Your objective
Please return all lines from the records below that include the string "сервера".

[Dataset rows describing interfaces]

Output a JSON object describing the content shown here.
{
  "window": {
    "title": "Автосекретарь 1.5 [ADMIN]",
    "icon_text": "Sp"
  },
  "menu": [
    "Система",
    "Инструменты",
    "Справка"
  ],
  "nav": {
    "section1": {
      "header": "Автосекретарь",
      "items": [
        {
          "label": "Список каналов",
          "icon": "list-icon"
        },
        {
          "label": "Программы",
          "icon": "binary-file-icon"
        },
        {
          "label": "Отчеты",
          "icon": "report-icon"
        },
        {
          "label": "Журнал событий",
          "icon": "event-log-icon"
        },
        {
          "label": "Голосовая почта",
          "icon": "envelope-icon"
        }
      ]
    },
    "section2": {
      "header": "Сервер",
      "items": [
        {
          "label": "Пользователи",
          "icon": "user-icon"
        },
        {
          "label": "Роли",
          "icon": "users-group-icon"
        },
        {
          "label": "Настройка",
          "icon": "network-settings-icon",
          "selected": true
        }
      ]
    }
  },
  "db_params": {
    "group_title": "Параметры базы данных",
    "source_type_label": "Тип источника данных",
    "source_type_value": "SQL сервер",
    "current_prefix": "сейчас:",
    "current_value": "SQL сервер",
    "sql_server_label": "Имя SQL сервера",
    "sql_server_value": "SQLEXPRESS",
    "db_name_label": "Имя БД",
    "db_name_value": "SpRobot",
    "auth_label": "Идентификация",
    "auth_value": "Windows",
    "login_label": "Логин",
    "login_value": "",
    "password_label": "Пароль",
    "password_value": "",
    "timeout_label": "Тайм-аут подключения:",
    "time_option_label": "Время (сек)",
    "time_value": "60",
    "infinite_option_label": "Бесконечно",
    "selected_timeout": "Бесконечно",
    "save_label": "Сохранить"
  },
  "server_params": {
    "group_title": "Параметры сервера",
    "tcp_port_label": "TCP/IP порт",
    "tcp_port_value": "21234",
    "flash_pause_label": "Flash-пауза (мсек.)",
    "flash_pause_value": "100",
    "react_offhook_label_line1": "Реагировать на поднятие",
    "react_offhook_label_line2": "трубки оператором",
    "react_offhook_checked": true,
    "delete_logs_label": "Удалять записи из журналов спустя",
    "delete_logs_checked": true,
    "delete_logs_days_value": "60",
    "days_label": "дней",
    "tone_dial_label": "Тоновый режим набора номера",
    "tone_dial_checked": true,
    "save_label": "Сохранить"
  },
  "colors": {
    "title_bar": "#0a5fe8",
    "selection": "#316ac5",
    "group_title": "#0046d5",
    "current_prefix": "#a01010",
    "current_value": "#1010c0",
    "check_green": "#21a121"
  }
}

Response to this task
    "sql_server_label": "Имя SQL сервера",
    "group_title": "Параметры сервера",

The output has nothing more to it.